> _Task statement_
Find every line below that contains the word "帐户设置" and copy it out.

======== Raw data

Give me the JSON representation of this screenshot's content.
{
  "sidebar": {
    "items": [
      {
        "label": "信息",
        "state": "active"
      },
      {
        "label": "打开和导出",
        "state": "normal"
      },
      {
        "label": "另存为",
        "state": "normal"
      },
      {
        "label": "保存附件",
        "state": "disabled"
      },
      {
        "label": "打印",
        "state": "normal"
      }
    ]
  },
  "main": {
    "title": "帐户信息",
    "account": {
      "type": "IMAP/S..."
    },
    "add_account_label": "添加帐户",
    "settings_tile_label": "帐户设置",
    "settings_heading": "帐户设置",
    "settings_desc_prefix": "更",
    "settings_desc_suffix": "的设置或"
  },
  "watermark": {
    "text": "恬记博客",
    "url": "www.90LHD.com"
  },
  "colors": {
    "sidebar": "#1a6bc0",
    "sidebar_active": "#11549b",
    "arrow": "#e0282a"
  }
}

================

> _Problem solution_
    "settings_tile_label": "帐户设置",
    "settings_heading": "帐户设置",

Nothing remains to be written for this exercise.